·3 min read

Building self-improvement habits takes time, but Casandra Carmelina Orantes’ 30-day challenge ended up being a three-year journey. It centers around one thing -- trash.

The Mississauga, Ont. woman has helped foster a Canadawide movement through her Garbage Gang Canada organization, which has harnessed the power of social media to build education programs around trash etiquette.

“There's not much education that exists around how to organize our waste material, so I wanted to find a way to empower people through their trash habits,” said Orantes, who runs the volunteer based operation while working full time as a yoga teacher and in the cosmetic sales industry.

It all started in 2017, when the 30-year-old Orantes organized a Facebook group composed mainly of friends across Canada and the United States to help clean up their neighbourhoods. The focus for group members was to pick up and photograph at least one piece of trash.

The intention behind the photo was to literally show members that picking up one piece of trash can be impactful, especially when you have hundreds of people involved.

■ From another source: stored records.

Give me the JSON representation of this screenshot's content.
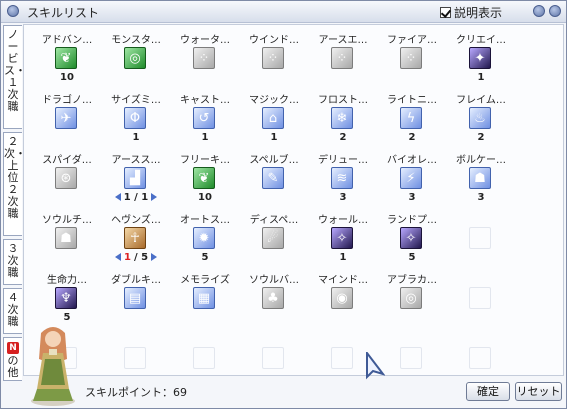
{
  "window": {
    "title": "スキルリスト",
    "show_description_label": "説明表示",
    "show_description_checked": true
  },
  "tabs": [
    {
      "label": "ノービス・１次職"
    },
    {
      "label": "２次・上位２次職"
    },
    {
      "label": "３次職"
    },
    {
      "label": "４次職"
    },
    {
      "badge": "N",
      "label": "の他"
    }
  ],
  "skills": [
    {
      "name": "アドバン…",
      "icon": "green-leaf-icon",
      "style": "green",
      "sym": "❦",
      "level": "10"
    },
    {
      "name": "モンスタ…",
      "icon": "target-icon",
      "style": "green",
      "sym": "◎",
      "level": ""
    },
    {
      "name": "ウォータ…",
      "icon": "dots-icon",
      "style": "gray",
      "sym": "⁘",
      "level": ""
    },
    {
      "name": "ウインド…",
      "icon": "dots-icon",
      "style": "gray",
      "sym": "⁘",
      "level": ""
    },
    {
      "name": "アースエ…",
      "icon": "dots-icon",
      "style": "gray",
      "sym": "⁘",
      "level": ""
    },
    {
      "name": "ファイア…",
      "icon": "dots-icon",
      "style": "gray",
      "sym": "⁘",
      "level": ""
    },
    {
      "name": "クリエイ…",
      "icon": "creature-icon",
      "style": "dark",
      "sym": "✦",
      "level": "1"
    },
    {
      "name": "ドラゴノ…",
      "icon": "dragon-icon",
      "style": "blue",
      "sym": "✈",
      "level": ""
    },
    {
      "name": "サイズミ…",
      "icon": "seismic-icon",
      "style": "blue",
      "sym": "Φ",
      "level": "1"
    },
    {
      "name": "キャスト…",
      "icon": "cast-icon",
      "style": "blue",
      "sym": "↺",
      "level": "1"
    },
    {
      "name": "マジック…",
      "icon": "magic-house-icon",
      "style": "blue",
      "sym": "⌂",
      "level": "1"
    },
    {
      "name": "フロスト…",
      "icon": "frost-icon",
      "style": "blue",
      "sym": "❄",
      "level": "2"
    },
    {
      "name": "ライトニ…",
      "icon": "lightning-icon",
      "style": "blue",
      "sym": "ϟ",
      "level": "2"
    },
    {
      "name": "フレイム…",
      "icon": "flame-icon",
      "style": "blue",
      "sym": "♨",
      "level": "2"
    },
    {
      "name": "スパイダ…",
      "icon": "spider-web-icon",
      "style": "gray",
      "sym": "⊛",
      "level": ""
    },
    {
      "name": "アースス…",
      "icon": "earth-spike-icon",
      "style": "blue",
      "sym": "▟",
      "level": "1 / 1",
      "arrows": true
    },
    {
      "name": "フリーキ…",
      "icon": "green-leaf-icon",
      "style": "green",
      "sym": "❦",
      "level": "10"
    },
    {
      "name": "スペルブ…",
      "icon": "spell-icon",
      "style": "blue",
      "sym": "✎",
      "level": ""
    },
    {
      "name": "デリュー…",
      "icon": "deluge-icon",
      "style": "blue",
      "sym": "≋",
      "level": "3"
    },
    {
      "name": "バイオレ…",
      "icon": "violent-icon",
      "style": "blue",
      "sym": "⚡",
      "level": "3"
    },
    {
      "name": "ボルケー…",
      "icon": "volcano-icon",
      "style": "blue",
      "sym": "☗",
      "level": "3"
    },
    {
      "name": "ソウルチ…",
      "icon": "soul-icon",
      "style": "gray",
      "sym": "☗",
      "level": ""
    },
    {
      "name": "ヘヴンズ…",
      "icon": "heavens-icon",
      "style": "brown",
      "sym": "☥",
      "level_cur": "1",
      "level_max": "/ 5",
      "arrows": true
    },
    {
      "name": "オートス…",
      "icon": "auto-spell-icon",
      "style": "blue",
      "sym": "✹",
      "level": "5"
    },
    {
      "name": "ディスペ…",
      "icon": "dispel-icon",
      "style": "gray",
      "sym": "☄",
      "level": ""
    },
    {
      "name": "ウォール…",
      "icon": "wall-icon",
      "style": "dark",
      "sym": "✧",
      "level": "1"
    },
    {
      "name": "ランドプ…",
      "icon": "land-protector-icon",
      "style": "dark",
      "sym": "✧",
      "level": "5"
    },
    {
      "name": "",
      "icon": "empty-slot-icon",
      "style": "empty",
      "sym": "",
      "level": ""
    },
    {
      "name": "生命力…",
      "icon": "life-icon",
      "style": "dark",
      "sym": "♆",
      "level": "5"
    },
    {
      "name": "ダブルキ…",
      "icon": "double-cast-icon",
      "style": "blue",
      "sym": "▤",
      "level": ""
    },
    {
      "name": "メモライズ",
      "icon": "memorize-icon",
      "style": "blue",
      "sym": "▦",
      "level": ""
    },
    {
      "name": "ソウルバ…",
      "icon": "soul-burn-icon",
      "style": "gray",
      "sym": "♣",
      "level": ""
    },
    {
      "name": "マインド…",
      "icon": "mind-icon",
      "style": "gray",
      "sym": "◉",
      "level": ""
    },
    {
      "name": "アブラカ…",
      "icon": "abracadabra-icon",
      "style": "gray",
      "sym": "◎",
      "level": ""
    },
    {
      "name": "",
      "icon": "empty-slot-icon",
      "style": "empty",
      "sym": "",
      "level": ""
    },
    {
      "name": "",
      "icon": "empty-slot-icon",
      "style": "empty",
      "sym": "",
      "level": ""
    },
    {
      "name": "",
      "icon": "empty-slot-icon",
      "style": "empty",
      "sym": "",
      "level": ""
    },
    {
      "name": "",
      "icon": "empty-slot-icon",
      "style": "empty",
      "sym": "",
      "level": ""
    },
    {
      "name": "",
      "icon": "empty-slot-icon",
      "style": "empty",
      "sym": "",
      "level": ""
    },
    {
      "name": "",
      "icon": "empty-slot-icon",
      "style": "empty",
      "sym": "",
      "level": ""
    },
    {
      "name": "",
      "icon": "empty-slot-icon",
      "style": "empty",
      "sym": "",
      "level": ""
    },
    {
      "name": "",
      "icon": "empty-slot-icon",
      "style": "empty",
      "sym": "",
      "level": ""
    }
  ],
  "footer": {
    "skill_points": "スキルポイント：69",
    "confirm_label": "確定",
    "reset_label": "リセット"
  }
}
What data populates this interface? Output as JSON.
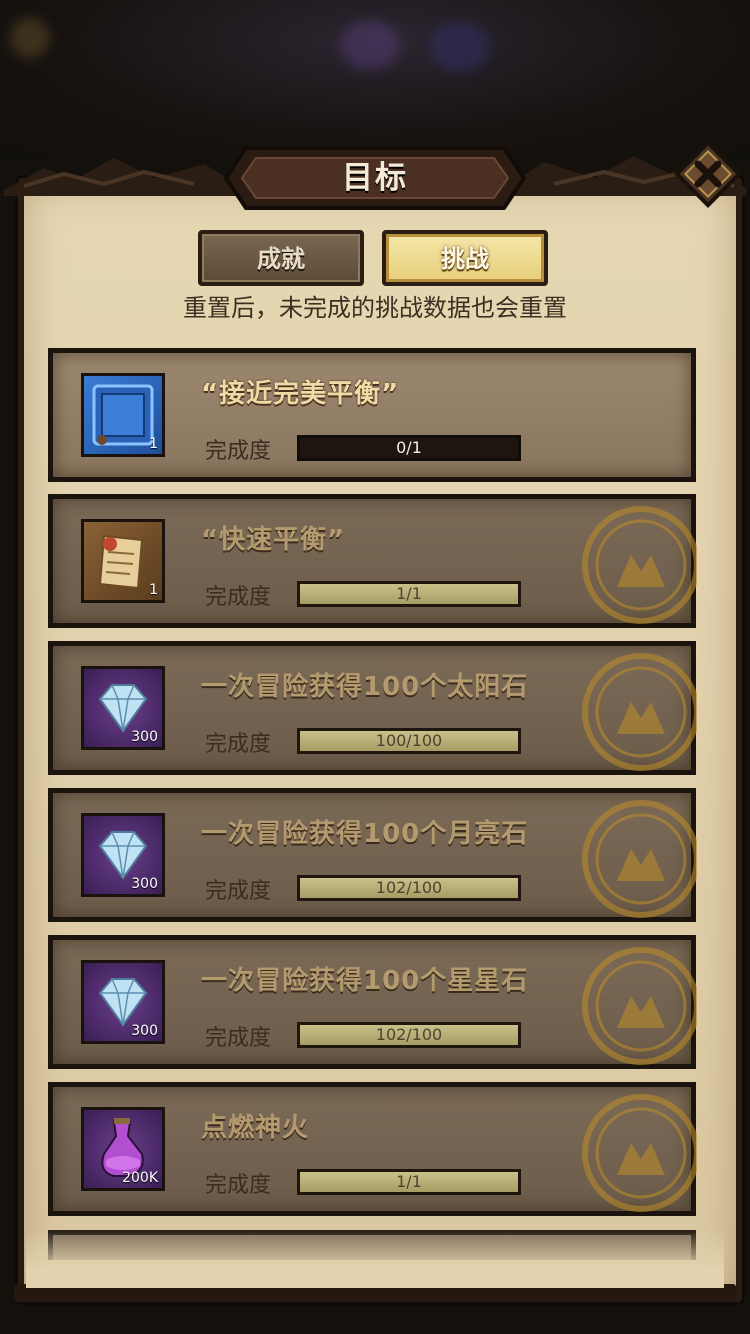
{
  "header": {
    "title": "目标"
  },
  "tabs": [
    {
      "label": "成就",
      "active": false
    },
    {
      "label": "挑战",
      "active": true
    }
  ],
  "notice": "重置后，未完成的挑战数据也会重置",
  "progress_label": "完成度",
  "challenges": [
    {
      "title": "“接近完美平衡”",
      "icon": "blue-frame-icon",
      "badge": "1",
      "progress_text": "0/1",
      "progress_fraction": 0.0,
      "completed": false
    },
    {
      "title": "“快速平衡”",
      "icon": "scroll-certificate-icon",
      "badge": "1",
      "progress_text": "1/1",
      "progress_fraction": 1.0,
      "completed": true
    },
    {
      "title": "一次冒险获得100个太阳石",
      "icon": "diamond-icon",
      "badge": "300",
      "progress_text": "100/100",
      "progress_fraction": 1.0,
      "completed": true
    },
    {
      "title": "一次冒险获得100个月亮石",
      "icon": "diamond-icon",
      "badge": "300",
      "progress_text": "102/100",
      "progress_fraction": 1.0,
      "completed": true
    },
    {
      "title": "一次冒险获得100个星星石",
      "icon": "diamond-icon",
      "badge": "300",
      "progress_text": "102/100",
      "progress_fraction": 1.0,
      "completed": true
    },
    {
      "title": "点燃神火",
      "icon": "potion-flask-icon",
      "badge": "200K",
      "progress_text": "1/1",
      "progress_fraction": 1.0,
      "completed": true
    }
  ],
  "colors": {
    "parchment": "#e2d2ad",
    "card": "#8a765e",
    "bar_fill": "#c9c18a",
    "active_tab": "#f0dc8c"
  }
}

“It was a way to be solution oriented and to really speak to individual impact,” she said.

When the initial 30 days were coming to an end, Orantes became aware there was so much uncollected trash that she couldn’t simply stop at the end of the month. Therefore, Garbage Gang became more public and began to hold meetups in Mississauga, tending to a different neighbourhood on a near-weekly basis. Before long, Orantes was putting in nearly twenty hours of work a week.

The meetups were a big hit and as volunteers began sharing their positive experiences with their social networks, eventually the group expanded from Mississauga to Winnipeg, Calgary, Kelowna and other Canadian cities.

“We got rid of the stigma of picking up trash, people were sharing and it slowly became bigger,” said Orantes.

Although cleaning up is Garbage Gang’s primary focus, it’s community connections have led to an educational component as well. Orantes and company go to different neighbourhoods engaging with people on issues like trash etiquette while also providing information on the varied trash systems across Canada. Orantes said oftentimes the education can be really valuable to new immigrants and people who are moving to different neighbourhoods.

For Orantes, it was important to engage low-income neighbourhoods, and through a Pizza for Trash program, her group encouraged residents to get involved by rewarding them with pizza after cleaning up. Just like the pizza program which is sponsored, Garbage Gang has been able to secure some sponsors who donate on a monthly basis, while also raising money from recycling bottles.

But, while the large public meetups were initially successful, the COVID-19 pandemic shifted the organization’s operations to focus heavily on creating educational content.

They cut down on their monthly meetups, instead encouraging people to try it solo. During the extra time, Garbage Gang pushed out information on how to reduce waste at home, the benefits of composting and how to start it in a metropolitan city and how to recycle properly.

While the pandemic limited how much trash they could get off the streets, Orantes notes it allowed for people to learn techniques to live more sustainably.

“It became an opportunity to empower people to reduce their waste in their own homes,”

While she’s looking forward to future large meetups, Orantes believes the focus of Garbage Gang should remain on ensuring people are informed when it comes to trash. The organization is planning a Canadawide trash pickup on Earth Day and is encouraging all Canadians to get involved.

Ahmar Khan / Local Journalism Initiative / Canada’s National Observer

Ahmar Khan, Local Journalism Initiative Reporter, National Observer